Your body’s response to threat is to contract the flexor muscles. These include the large muscles in the front of your body that support you in curling into a ball, doing a forward roll and lying in “child’s pose”. All this flexing prepares you to either run away or fight in the event of an attack. How? Being rounded/flexed puts you in a ready position – like a sprinter in starting blocks – so that a powerful contraction of the extensor muscles in your back lets you spring forward with great force to either flee or attack.
When real or perceived threat is long standing your flexor muscles continue to work hard and you experience what we call stress and anxiety. With the powerful flexors working overtime, your extensors/back muscles have to work extra hard to keep you sitting and standing upright. Instead of the muscle groups working together, they essentially fight each other – both groups working as hard as they can battling for dominance. This can lead to chronic backache, neck ache and more.
Your instinct may be to stretch or dig into tight muscles. Over time you may eventually weaken the grip of one group or the other. But there is an easier, more pleasurable way.
Think of your powerful flexors as whiny 3-year old children begging for attention. Want to calm them down? Simply give them what they want – to flex. As with breathing, taking conscious control of a natural response allows you to let go into ease.
Here are several options:
1. If you’re a yoga fan, lie in child’s pose.

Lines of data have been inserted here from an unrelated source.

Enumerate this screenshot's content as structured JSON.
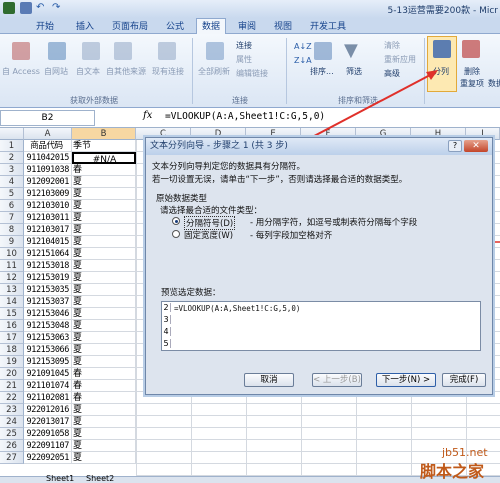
{
  "window": {
    "title": "5-13运营需要200款 - Micr"
  },
  "tabs": [
    "开始",
    "插入",
    "页面布局",
    "公式",
    "数据",
    "审阅",
    "视图",
    "开发工具"
  ],
  "active_tab": "数据",
  "ribbon": {
    "external": {
      "items": [
        "自 Access",
        "自网站",
        "自文本",
        "自其他来源",
        "现有连接"
      ],
      "group": "获取外部数据"
    },
    "connections": {
      "refresh": "全部刷新",
      "side": [
        "连接",
        "属性",
        "编辑链接"
      ],
      "group": "连接"
    },
    "sort": {
      "sort": "排序...",
      "filter": "筛选",
      "side": [
        "清除",
        "重新应用",
        "高级"
      ],
      "group": "排序和筛选"
    },
    "tools": {
      "split": "分列",
      "dedupe_1": "删除",
      "dedupe_2": "重复项",
      "partial": "数据有"
    }
  },
  "formula_bar": {
    "cell": "B2",
    "fx": "fx",
    "formula": "=VLOOKUP(A:A,Sheet1!C:G,5,0)"
  },
  "columns": [
    "A",
    "B",
    "C",
    "D",
    "E",
    "F",
    "G",
    "H",
    "I"
  ],
  "header_row": {
    "a": "商品代码",
    "b": "季节"
  },
  "rows": [
    {
      "n": "1"
    },
    {
      "n": "2",
      "a": "911042015",
      "b": "#N/A"
    },
    {
      "n": "3",
      "a": "911091038",
      "b": "春"
    },
    {
      "n": "4",
      "a": "912092001",
      "b": "夏"
    },
    {
      "n": "5",
      "a": "912103009",
      "b": "夏"
    },
    {
      "n": "6",
      "a": "912103010",
      "b": "夏"
    },
    {
      "n": "7",
      "a": "912103011",
      "b": "夏"
    },
    {
      "n": "8",
      "a": "912103017",
      "b": "夏"
    },
    {
      "n": "9",
      "a": "912104015",
      "b": "夏"
    },
    {
      "n": "10",
      "a": "912151064",
      "b": "夏"
    },
    {
      "n": "11",
      "a": "912153018",
      "b": "夏"
    },
    {
      "n": "12",
      "a": "912153019",
      "b": "夏"
    },
    {
      "n": "13",
      "a": "912153035",
      "b": "夏"
    },
    {
      "n": "14",
      "a": "912153037",
      "b": "夏"
    },
    {
      "n": "15",
      "a": "912153046",
      "b": "夏"
    },
    {
      "n": "16",
      "a": "912153048",
      "b": "夏"
    },
    {
      "n": "17",
      "a": "912153063",
      "b": "夏"
    },
    {
      "n": "18",
      "a": "912153066",
      "b": "夏"
    },
    {
      "n": "19",
      "a": "912153095",
      "b": "夏"
    },
    {
      "n": "20",
      "a": "921091045",
      "b": "春"
    },
    {
      "n": "21",
      "a": "921101074",
      "b": "春"
    },
    {
      "n": "22",
      "a": "921102081",
      "b": "春"
    },
    {
      "n": "23",
      "a": "922012016",
      "b": "夏"
    },
    {
      "n": "24",
      "a": "922013017",
      "b": "夏"
    },
    {
      "n": "25",
      "a": "922091058",
      "b": "夏"
    },
    {
      "n": "26",
      "a": "922091107",
      "b": "夏"
    },
    {
      "n": "27",
      "a": "922092051",
      "b": "夏"
    }
  ],
  "dialog": {
    "title": "文本分列向导 - 步骤之 1 (共 3 步)",
    "line1": "文本分列向导判定您的数据具有分隔符。",
    "line2": "若一切设置无误，请单击“下一步”，否则请选择最合适的数据类型。",
    "section": "原始数据类型",
    "prompt": "请选择最合适的文件类型：",
    "opt1_label": "分隔符号(D)",
    "opt1_desc": "- 用分隔字符，如逗号或制表符分隔每个字段",
    "opt2_label": "固定宽度(W)",
    "opt2_desc": "- 每列字段加空格对齐",
    "preview_label": "预览选定数据：",
    "preview_lines": [
      "=VLOOKUP(A:A,Sheet1!C:G,5,0)",
      "",
      "",
      ""
    ],
    "preview_nums": [
      "2",
      "3",
      "4",
      "5"
    ],
    "buttons": {
      "cancel": "取消",
      "back": "< 上一步(B)",
      "next": "下一步(N) >",
      "finish": "完成(F)"
    }
  },
  "sheets": [
    "Sheet1",
    "Sheet2"
  ],
  "watermark": {
    "site": "jb51.net",
    "brand": "脚本之家"
  },
  "colors": {
    "arrow": "#e0302a",
    "selection": "#000000"
  }
}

2. Lie on your back, draw your knees up over your chest. Wrap your arms around the front of your shins and draw your knees a little closer to you. Let your lower back press gently into the floor. Breathe deeply, pushing your belly out to press against your thighs as you inhale. Take several breaths then let it all go and lie flat on the floor.
3. In sitting, slump your shoulders, round your whole back and let your head hang. Take several breaths, pushing your belly out as you inhale. Return to sitting. Notice how much easier is to be upright.